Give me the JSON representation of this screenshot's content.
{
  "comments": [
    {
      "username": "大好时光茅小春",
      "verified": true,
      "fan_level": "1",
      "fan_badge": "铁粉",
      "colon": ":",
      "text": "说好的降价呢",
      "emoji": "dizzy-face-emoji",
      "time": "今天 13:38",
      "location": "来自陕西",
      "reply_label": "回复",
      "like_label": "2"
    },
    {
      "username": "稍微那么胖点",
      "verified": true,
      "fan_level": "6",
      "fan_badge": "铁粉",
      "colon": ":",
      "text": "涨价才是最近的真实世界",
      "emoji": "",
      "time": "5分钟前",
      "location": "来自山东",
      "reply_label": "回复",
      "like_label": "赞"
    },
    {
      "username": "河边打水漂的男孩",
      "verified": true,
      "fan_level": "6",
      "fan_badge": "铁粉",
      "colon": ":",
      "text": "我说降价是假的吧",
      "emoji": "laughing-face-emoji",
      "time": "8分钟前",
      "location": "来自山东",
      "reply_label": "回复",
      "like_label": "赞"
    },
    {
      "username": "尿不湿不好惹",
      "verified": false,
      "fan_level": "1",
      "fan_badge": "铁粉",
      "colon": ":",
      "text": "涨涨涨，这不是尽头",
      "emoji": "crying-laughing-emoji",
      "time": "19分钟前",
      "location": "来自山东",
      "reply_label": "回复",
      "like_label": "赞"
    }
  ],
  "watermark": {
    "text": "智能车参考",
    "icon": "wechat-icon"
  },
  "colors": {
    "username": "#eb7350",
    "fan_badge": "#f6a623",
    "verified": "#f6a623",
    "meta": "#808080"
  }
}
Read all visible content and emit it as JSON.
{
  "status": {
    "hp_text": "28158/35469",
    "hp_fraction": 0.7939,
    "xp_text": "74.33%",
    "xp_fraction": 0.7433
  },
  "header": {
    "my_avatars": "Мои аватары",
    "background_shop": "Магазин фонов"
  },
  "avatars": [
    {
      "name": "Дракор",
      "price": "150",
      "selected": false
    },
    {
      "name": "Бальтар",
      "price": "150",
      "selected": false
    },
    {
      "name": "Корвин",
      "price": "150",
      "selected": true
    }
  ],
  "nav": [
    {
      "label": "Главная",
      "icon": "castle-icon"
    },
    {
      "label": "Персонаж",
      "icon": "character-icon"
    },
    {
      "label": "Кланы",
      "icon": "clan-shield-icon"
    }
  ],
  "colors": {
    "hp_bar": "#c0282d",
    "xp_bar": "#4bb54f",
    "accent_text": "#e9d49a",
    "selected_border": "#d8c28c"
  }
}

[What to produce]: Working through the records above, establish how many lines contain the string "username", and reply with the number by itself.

[Solution]: 5